PhD thesis stirs up a $1bn gold-price trial for global banks
By GCRU Gold News on Friday, October 14 2016, 22:21 - Permalink
An Australian academic’s discovery of global gold price collusion has sparked a looming US trial in which four of the world’s major banks are being sued for up to $1 billion over claims they rigged the price of the precious metal at the expense of investors over a decade.
Perth-based Andrew Caminschi can be revealed as the academic who unwittingly exposed a scandal during a painstaking study of tens of millions of gold transactions that took him 18 months.
During his research, the academic discovered apparent manipulation during the twice-daily meetings held by banks in London that determined the benchmark price of gold, which was then used by dealers, central banks and mining companies to trade the precious metal.

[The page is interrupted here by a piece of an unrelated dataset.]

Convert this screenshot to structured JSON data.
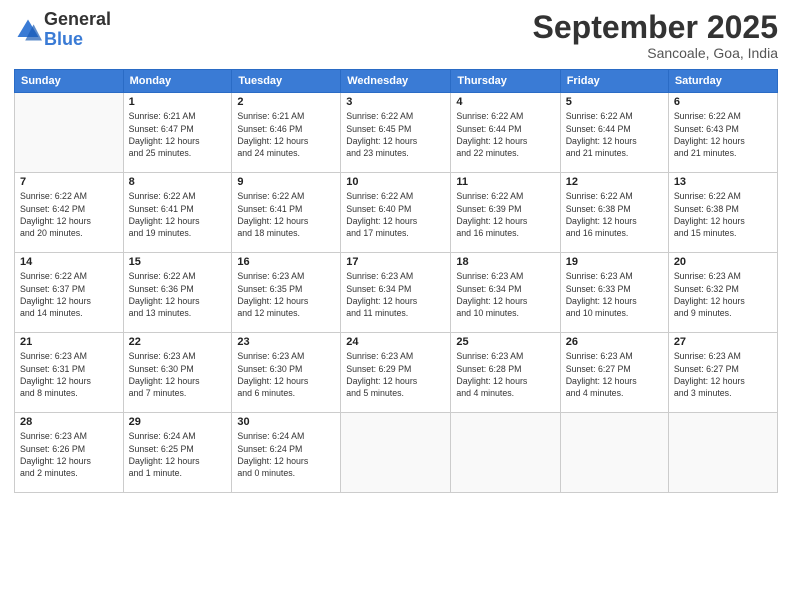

The analysis of 14 years of raw data found that during these meetings, and before the benchmark price became known, trading volumes in gold derivatives would rise substantially. This suggested the banks were trading on, and potentially profiting from, information that was not available to the wider market — a theory that had been rumoured for years but never proven.